Word of the Day for Saturday, 18 November
1. a group of persons hired to applaud an act or performer.
2. a group of sycophants.
In such a book Agaat would then have had a band of supporters, a claque of hand-clappers and whistlers, a villain with a feather in his hat who could egg her on.
-- Marlene van Niekerk, Agaat, translated by Michiel Heyns, 2010
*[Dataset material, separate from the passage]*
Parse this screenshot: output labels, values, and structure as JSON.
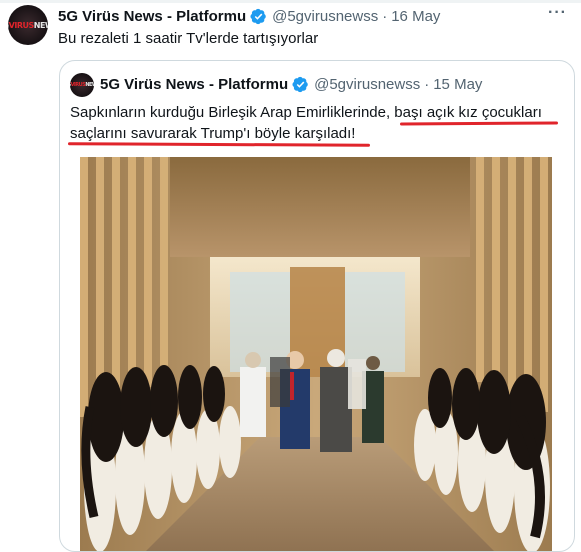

Hired groups or squads to applaud actors and performers are nothing new. The Roman author Suetonius (75–150 a.d.) in his “Life of Nero” (chapter 20, in Lives of the Twelve Caesars) reports that Nero hired 5,000 young men and taught them three different kinds of applause to use in his performances. In Paris by the mid-19th century, claques were organized into “platoons” whose various “squads” were rehearsed to laugh, cry, comment on, and encourage the actors. The great conductor Arturo Toscanini (1867–1957) imposed discipline and decorum on audiences and was instrumental in suppressing claques. Claque entered English in the 19th century.